WHAT YOU ARE ASKED TO DO: Search the entries for the word "yarinabakis" and report each line that has it.

RECORDS SHOWN:
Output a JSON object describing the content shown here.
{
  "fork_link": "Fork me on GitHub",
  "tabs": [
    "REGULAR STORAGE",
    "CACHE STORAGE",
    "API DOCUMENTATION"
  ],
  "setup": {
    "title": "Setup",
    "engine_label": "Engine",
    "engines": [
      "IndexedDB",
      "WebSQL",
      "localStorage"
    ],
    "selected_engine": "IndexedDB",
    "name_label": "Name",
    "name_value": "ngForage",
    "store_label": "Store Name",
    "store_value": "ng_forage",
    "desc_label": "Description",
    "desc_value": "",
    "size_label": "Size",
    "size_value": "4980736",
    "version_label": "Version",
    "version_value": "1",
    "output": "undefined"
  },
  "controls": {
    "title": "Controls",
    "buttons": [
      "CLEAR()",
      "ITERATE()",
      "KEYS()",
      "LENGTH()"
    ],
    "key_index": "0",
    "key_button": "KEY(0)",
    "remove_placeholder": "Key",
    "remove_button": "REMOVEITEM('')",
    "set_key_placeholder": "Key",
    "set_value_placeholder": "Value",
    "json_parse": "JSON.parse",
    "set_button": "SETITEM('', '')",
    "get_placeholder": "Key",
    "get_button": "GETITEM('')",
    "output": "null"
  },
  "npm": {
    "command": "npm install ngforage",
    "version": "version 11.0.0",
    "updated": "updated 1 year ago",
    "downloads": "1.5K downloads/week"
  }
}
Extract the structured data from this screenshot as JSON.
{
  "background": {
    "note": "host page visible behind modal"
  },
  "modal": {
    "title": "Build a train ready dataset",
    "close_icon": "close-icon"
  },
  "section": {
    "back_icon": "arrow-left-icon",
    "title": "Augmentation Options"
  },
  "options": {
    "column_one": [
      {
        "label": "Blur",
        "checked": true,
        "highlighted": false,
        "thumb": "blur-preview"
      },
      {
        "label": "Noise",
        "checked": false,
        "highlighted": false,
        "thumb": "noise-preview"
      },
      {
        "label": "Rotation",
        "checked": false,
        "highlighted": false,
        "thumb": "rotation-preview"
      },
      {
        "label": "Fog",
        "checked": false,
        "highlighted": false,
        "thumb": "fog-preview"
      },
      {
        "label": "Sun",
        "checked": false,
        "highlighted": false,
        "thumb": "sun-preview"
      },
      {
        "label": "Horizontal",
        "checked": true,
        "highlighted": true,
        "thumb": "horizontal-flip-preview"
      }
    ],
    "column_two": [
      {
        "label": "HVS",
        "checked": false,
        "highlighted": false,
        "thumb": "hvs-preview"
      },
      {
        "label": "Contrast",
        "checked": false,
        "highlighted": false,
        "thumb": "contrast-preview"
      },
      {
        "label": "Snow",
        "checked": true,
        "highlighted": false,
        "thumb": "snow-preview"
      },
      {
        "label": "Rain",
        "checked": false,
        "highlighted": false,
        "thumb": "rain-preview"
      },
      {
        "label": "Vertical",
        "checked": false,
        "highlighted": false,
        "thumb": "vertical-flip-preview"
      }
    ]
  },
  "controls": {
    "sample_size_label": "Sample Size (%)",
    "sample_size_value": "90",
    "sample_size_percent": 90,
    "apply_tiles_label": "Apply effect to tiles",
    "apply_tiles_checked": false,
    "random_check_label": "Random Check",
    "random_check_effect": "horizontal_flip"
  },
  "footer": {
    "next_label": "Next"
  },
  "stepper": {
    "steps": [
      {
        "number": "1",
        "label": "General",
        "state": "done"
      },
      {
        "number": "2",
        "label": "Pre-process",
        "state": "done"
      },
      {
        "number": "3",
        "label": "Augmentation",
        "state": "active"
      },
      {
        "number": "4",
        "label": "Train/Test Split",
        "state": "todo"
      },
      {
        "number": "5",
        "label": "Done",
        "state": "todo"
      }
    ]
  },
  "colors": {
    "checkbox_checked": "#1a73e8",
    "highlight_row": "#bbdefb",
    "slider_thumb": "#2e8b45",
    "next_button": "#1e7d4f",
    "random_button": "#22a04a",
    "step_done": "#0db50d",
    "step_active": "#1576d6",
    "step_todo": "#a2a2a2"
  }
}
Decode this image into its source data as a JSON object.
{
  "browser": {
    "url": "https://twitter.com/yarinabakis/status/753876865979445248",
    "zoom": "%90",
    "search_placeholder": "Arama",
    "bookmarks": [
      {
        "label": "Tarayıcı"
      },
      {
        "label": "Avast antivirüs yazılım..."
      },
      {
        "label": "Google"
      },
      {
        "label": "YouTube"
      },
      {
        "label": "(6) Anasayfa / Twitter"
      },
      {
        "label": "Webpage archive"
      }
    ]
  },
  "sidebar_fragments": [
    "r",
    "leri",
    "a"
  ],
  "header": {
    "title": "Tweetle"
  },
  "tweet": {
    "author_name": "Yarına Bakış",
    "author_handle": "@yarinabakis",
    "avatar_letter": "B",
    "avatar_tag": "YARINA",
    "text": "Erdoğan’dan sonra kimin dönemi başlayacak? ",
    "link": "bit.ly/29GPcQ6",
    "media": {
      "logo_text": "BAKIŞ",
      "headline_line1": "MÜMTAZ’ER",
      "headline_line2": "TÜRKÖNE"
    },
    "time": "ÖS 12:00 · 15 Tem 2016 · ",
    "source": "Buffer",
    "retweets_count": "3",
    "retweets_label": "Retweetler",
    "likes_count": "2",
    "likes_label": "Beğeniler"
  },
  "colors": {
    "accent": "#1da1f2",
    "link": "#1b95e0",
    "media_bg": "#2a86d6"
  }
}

COMPLETED TASK:
    "url": "https://twitter.com/yarinabakis/status/753876865979445248",
    "author_handle": "@yarinabakis",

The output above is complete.